Source information:
_____
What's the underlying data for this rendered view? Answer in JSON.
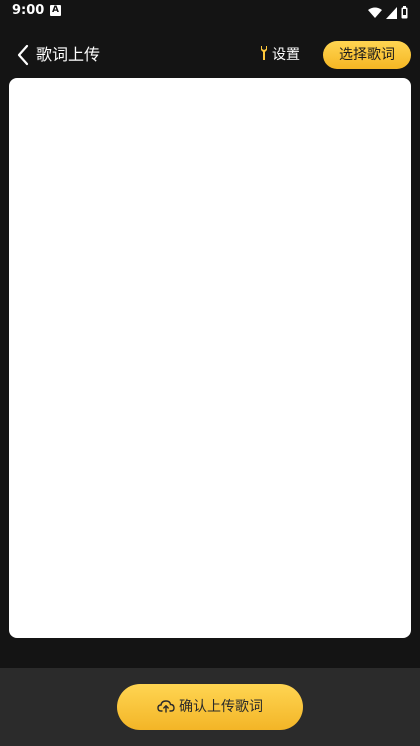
{
  "status_bar": {
    "time": "9:00",
    "notification_letter": "A"
  },
  "header": {
    "title": "歌词上传",
    "settings_label": "设置",
    "select_button_label": "选择歌词"
  },
  "lyrics_card": {
    "content": ""
  },
  "bottom": {
    "upload_button_label": "确认上传歌词"
  },
  "colors": {
    "background": "#141414",
    "accent": "#ffc93c",
    "card": "#ffffff",
    "bottom_bar": "#2b2b2b"
  }
}
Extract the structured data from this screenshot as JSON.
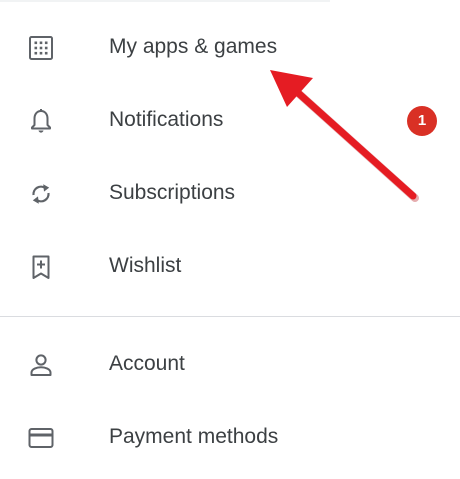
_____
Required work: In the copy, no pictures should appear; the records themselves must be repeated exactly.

Task result:
What's the underlying data for this rendered view? Answer in JSON.
{
  "status_bar": {
    "time": "9:00",
    "notification_letter": "A"
  },
  "header": {
    "title": "歌词上传",
    "settings_label": "设置",
    "select_button_label": "选择歌词"
  },
  "lyrics_card": {
    "content": ""
  },
  "bottom": {
    "upload_button_label": "确认上传歌词"
  },
  "colors": {
    "background": "#141414",
    "accent": "#ffc93c",
    "card": "#ffffff",
    "bottom_bar": "#2b2b2b"
  }
}
Extract the structured data from this screenshot as JSON.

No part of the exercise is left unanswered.